(Element data from apps and pages)
━━━━

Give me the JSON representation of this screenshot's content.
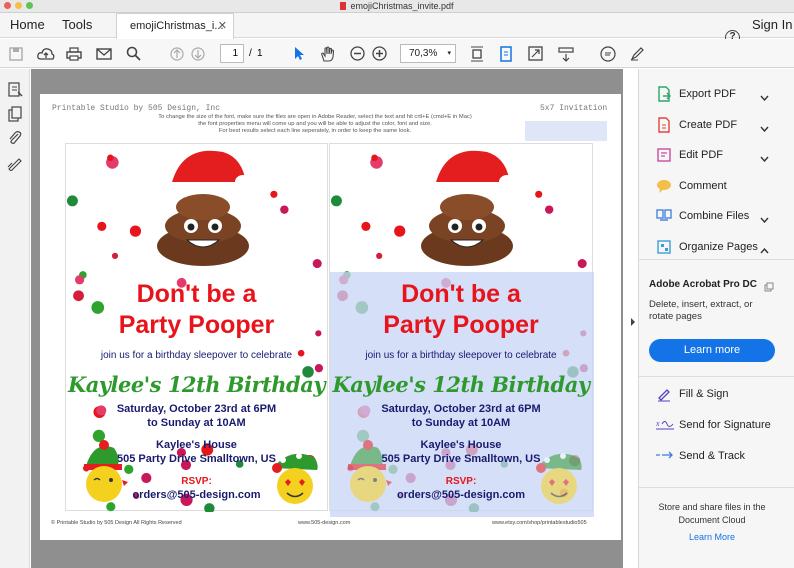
{
  "window": {
    "title": "emojiChristmas_invite.pdf"
  },
  "menu": {
    "home": "Home",
    "tools": "Tools",
    "tab_title": "emojiChristmas_i...",
    "signin": "Sign In"
  },
  "toolbar": {
    "page_current": "1",
    "page_sep": "/",
    "page_total": "1",
    "zoom": "70,3%"
  },
  "pdf": {
    "header_left": "Printable Studio by 505 Design, Inc",
    "header_right": "5x7 Invitation",
    "instructions": [
      "To change the size of the font, make sure the files are open in Adobe Reader, select the text and hit crtl+E (cmd+E in Mac)",
      "the font properties menu will come up and you will be able to adjust the color, font and size.",
      "For best results select each line seperately, in order to keep the same look."
    ],
    "headline1": "Don't be a",
    "headline2": "Party Pooper",
    "invite": "join us for a birthday sleepover to celebrate",
    "name": "Kaylee's 12th Birthday",
    "date1": "Saturday, October 23rd at 6PM",
    "date2": "to Sunday at 10AM",
    "place": "Kaylee's House",
    "address": "505 Party Drive Smalltown, US",
    "rsvp": "RSVP:",
    "email": "orders@505-design.com",
    "footer_left": "© Printable Studio by 505 Design All Rights Reserved",
    "footer_center": "www.505-design.com",
    "footer_right": "www.etsy.com/shop/printablestudio505"
  },
  "panel": {
    "tools": [
      {
        "label": "Export PDF",
        "icon": "export-pdf-icon",
        "color": "#2ea36a"
      },
      {
        "label": "Create PDF",
        "icon": "create-pdf-icon",
        "color": "#e0463c"
      },
      {
        "label": "Edit PDF",
        "icon": "edit-pdf-icon",
        "color": "#c84b9e"
      },
      {
        "label": "Comment",
        "icon": "comment-icon",
        "color": "#f2c04a"
      },
      {
        "label": "Combine Files",
        "icon": "combine-files-icon",
        "color": "#3b7dd8"
      },
      {
        "label": "Organize Pages",
        "icon": "organize-pages-icon",
        "color": "#3b9dd8"
      }
    ],
    "promo_title": "Adobe Acrobat Pro DC",
    "promo_text": "Delete, insert, extract, or rotate pages",
    "promo_button": "Learn more",
    "tools2": [
      {
        "label": "Fill & Sign",
        "icon": "fill-sign-icon"
      },
      {
        "label": "Send for Signature",
        "icon": "send-signature-icon"
      },
      {
        "label": "Send & Track",
        "icon": "send-track-icon"
      }
    ],
    "cloud_text": "Store and share files in the Document Cloud",
    "cloud_link": "Learn More"
  },
  "colors": {
    "accent": "#1473e6",
    "headline_red": "#e8141b",
    "name_green": "#2e9a2e",
    "navy": "#1a1a6e",
    "selection": "#d2dcf8"
  }
}
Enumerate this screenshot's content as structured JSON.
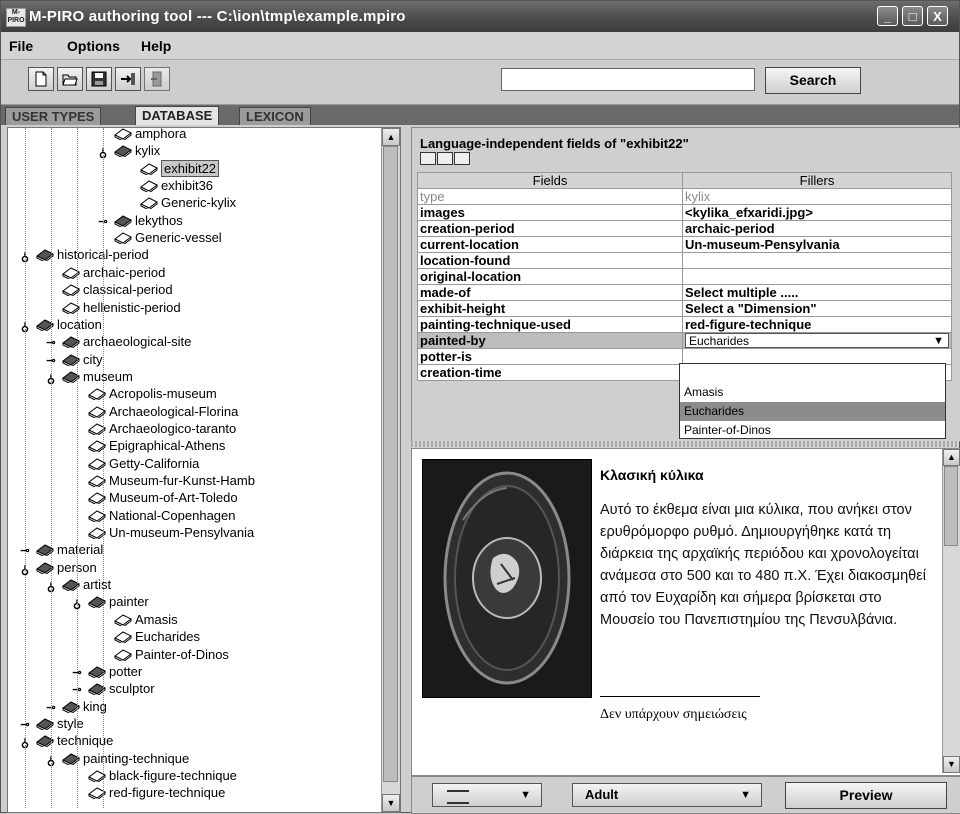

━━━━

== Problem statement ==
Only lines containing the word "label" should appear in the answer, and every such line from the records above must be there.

== Response below ==
        "label": "Export PDF",
        "label": "Create PDF",
        "label": "Edit PDF",
        "label": "Comment",
        "label": "Combine Files",
        "label": "Organize Pages",
        "label": "Fill & Sign",
        "label": "Send for Signature",
        "label": "Send & Track",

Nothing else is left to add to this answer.